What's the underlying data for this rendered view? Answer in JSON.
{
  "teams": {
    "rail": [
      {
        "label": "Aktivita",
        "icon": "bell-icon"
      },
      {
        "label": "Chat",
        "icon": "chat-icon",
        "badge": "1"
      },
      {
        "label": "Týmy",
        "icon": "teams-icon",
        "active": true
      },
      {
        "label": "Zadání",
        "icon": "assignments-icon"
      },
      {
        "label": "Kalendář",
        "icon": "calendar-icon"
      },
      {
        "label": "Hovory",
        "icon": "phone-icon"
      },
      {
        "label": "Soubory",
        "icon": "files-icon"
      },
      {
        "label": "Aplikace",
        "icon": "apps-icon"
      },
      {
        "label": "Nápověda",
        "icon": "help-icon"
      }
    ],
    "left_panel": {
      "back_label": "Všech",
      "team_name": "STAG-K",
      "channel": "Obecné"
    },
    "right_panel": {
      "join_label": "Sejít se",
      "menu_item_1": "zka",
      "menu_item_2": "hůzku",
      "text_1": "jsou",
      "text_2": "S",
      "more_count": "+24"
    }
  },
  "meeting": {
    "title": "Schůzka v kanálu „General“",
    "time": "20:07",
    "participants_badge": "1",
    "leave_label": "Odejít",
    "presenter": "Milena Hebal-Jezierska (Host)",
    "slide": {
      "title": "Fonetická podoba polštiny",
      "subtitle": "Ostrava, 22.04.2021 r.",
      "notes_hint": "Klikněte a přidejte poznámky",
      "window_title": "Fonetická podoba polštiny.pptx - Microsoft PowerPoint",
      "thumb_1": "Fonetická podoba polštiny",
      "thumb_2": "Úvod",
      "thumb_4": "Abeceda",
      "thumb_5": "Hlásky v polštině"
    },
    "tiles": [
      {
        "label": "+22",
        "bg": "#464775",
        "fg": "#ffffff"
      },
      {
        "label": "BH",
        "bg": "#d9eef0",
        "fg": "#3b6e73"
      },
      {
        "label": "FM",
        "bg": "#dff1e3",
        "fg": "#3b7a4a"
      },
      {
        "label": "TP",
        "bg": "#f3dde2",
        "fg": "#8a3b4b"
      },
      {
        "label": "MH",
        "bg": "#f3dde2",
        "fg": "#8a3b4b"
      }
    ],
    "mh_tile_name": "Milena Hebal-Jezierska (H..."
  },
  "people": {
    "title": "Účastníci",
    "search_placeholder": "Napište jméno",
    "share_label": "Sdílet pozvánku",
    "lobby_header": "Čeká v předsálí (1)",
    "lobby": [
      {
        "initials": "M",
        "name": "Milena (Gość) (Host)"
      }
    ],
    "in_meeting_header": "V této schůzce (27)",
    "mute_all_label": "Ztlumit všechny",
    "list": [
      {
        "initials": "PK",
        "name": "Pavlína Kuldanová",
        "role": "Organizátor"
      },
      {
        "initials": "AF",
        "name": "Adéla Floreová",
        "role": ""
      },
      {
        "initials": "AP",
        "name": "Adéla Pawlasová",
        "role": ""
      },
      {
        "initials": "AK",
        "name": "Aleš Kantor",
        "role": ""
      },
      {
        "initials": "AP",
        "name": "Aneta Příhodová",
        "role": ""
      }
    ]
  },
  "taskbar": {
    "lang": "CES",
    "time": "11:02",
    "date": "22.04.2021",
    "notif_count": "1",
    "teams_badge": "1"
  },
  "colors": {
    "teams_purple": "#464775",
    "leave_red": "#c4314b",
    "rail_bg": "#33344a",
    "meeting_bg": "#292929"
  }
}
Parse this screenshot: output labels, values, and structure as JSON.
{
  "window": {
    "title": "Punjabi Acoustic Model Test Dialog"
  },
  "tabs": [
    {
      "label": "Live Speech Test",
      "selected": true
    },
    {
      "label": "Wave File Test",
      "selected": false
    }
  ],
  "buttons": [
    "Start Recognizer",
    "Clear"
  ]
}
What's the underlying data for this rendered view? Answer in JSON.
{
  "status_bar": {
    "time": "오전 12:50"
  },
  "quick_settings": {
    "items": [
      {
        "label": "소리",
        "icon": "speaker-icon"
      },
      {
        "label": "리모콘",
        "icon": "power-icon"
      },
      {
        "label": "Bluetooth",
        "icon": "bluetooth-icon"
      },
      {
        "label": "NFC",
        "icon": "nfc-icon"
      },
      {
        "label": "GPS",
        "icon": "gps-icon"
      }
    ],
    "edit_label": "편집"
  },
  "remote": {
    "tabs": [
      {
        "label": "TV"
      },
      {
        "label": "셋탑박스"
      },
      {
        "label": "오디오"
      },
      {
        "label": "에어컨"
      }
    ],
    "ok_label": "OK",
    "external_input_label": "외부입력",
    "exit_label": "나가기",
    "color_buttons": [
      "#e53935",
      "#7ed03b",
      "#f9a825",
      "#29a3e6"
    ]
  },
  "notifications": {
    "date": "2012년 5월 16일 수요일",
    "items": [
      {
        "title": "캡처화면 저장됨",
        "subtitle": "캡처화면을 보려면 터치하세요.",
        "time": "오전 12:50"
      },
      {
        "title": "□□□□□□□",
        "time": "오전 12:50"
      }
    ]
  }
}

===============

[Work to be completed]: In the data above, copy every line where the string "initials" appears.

[Solution]:
        "initials": "M",
        "initials": "PK",
        "initials": "AF",
        "initials": "AP",
        "initials": "AK",
        "initials": "AP",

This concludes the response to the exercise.